● **Assignment**:
Report the lines of the data below that contain the string "Fancies".

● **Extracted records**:
■ ■ ■ ■
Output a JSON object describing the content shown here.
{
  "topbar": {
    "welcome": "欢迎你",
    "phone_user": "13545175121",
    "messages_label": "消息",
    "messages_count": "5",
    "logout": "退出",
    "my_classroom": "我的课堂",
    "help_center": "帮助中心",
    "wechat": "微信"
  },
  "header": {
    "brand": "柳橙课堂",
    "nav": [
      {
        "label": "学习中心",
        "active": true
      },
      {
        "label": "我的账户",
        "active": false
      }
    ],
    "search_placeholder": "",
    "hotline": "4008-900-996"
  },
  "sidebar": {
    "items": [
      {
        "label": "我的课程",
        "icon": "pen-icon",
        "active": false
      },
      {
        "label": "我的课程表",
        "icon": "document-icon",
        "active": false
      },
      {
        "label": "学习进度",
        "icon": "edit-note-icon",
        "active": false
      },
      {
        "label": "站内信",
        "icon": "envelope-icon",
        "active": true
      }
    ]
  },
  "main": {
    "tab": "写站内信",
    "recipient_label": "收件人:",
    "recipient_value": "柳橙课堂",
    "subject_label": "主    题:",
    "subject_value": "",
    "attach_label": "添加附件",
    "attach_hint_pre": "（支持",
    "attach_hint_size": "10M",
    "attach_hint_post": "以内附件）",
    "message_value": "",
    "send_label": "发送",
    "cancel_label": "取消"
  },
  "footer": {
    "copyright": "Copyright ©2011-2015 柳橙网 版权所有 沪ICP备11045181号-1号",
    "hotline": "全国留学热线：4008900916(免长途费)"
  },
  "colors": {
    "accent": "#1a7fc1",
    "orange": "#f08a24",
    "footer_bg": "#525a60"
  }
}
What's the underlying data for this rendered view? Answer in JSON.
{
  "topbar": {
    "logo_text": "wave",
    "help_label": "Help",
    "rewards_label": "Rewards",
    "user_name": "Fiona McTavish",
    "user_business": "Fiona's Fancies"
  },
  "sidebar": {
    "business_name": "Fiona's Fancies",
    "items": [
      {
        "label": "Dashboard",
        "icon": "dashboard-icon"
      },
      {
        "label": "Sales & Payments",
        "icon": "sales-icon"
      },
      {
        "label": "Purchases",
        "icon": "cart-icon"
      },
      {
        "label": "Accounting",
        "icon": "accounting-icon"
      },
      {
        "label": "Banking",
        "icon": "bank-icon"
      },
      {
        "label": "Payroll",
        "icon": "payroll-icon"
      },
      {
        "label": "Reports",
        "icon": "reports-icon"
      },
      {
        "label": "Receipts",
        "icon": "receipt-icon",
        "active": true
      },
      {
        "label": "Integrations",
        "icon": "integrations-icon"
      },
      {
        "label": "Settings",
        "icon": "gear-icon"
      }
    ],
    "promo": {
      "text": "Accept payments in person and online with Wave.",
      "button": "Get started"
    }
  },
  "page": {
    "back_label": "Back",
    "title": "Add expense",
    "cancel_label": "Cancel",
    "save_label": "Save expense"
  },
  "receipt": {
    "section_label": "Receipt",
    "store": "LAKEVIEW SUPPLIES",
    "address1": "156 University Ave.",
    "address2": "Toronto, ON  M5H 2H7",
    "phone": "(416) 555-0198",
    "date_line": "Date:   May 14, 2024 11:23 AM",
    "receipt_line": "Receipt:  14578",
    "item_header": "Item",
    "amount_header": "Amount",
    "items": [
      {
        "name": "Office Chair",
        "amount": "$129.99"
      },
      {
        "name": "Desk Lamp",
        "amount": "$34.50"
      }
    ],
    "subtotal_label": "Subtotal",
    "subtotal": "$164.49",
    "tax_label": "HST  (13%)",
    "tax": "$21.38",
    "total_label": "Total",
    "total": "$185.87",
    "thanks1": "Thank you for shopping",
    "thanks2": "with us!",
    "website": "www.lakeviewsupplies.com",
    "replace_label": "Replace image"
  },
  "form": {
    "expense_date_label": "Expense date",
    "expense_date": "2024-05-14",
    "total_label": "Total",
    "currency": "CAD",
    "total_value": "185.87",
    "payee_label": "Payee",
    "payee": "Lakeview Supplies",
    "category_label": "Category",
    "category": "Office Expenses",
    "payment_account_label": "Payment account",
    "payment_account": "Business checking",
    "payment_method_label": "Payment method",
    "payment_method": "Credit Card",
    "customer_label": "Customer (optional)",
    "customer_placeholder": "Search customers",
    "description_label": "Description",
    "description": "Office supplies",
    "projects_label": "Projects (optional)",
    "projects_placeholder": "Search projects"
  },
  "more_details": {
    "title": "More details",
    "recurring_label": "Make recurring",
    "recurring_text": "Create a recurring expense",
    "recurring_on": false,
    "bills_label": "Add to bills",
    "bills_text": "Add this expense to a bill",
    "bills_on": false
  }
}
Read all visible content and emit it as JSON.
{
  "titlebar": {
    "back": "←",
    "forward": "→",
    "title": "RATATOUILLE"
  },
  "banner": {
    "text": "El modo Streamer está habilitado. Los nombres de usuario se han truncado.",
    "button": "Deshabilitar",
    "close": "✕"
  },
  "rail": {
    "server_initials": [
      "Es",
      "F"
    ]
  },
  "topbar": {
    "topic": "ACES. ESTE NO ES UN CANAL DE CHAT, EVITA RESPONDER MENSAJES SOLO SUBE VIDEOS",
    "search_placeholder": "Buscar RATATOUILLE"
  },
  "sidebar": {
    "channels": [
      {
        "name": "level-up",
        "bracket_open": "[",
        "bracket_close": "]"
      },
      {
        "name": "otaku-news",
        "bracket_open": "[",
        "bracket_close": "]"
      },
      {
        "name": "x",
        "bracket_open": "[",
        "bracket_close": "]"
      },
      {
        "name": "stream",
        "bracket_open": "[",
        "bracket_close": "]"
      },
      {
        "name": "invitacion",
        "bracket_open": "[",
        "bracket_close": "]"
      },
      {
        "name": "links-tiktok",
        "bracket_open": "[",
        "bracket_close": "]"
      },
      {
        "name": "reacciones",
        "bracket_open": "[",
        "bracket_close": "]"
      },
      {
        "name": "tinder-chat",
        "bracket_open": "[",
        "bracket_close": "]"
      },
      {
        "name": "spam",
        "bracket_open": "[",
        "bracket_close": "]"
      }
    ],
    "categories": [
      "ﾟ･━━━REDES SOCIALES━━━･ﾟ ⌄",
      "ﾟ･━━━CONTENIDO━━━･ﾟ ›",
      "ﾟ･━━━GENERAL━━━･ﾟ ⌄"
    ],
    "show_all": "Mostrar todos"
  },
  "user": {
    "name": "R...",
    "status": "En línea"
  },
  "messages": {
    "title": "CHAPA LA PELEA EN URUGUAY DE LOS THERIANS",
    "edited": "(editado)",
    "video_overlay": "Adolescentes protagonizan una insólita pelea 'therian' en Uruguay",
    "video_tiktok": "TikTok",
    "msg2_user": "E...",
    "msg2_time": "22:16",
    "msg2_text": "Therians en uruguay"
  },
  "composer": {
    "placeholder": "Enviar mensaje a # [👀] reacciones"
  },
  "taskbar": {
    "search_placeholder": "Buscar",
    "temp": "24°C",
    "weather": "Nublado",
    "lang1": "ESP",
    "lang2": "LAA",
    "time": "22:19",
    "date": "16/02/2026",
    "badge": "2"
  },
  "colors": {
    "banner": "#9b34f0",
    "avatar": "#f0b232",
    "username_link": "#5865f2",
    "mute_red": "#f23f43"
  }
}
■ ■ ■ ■
● **Solution to this task**:
    "user_business": "Fiona's Fancies"
    "business_name": "Fiona's Fancies",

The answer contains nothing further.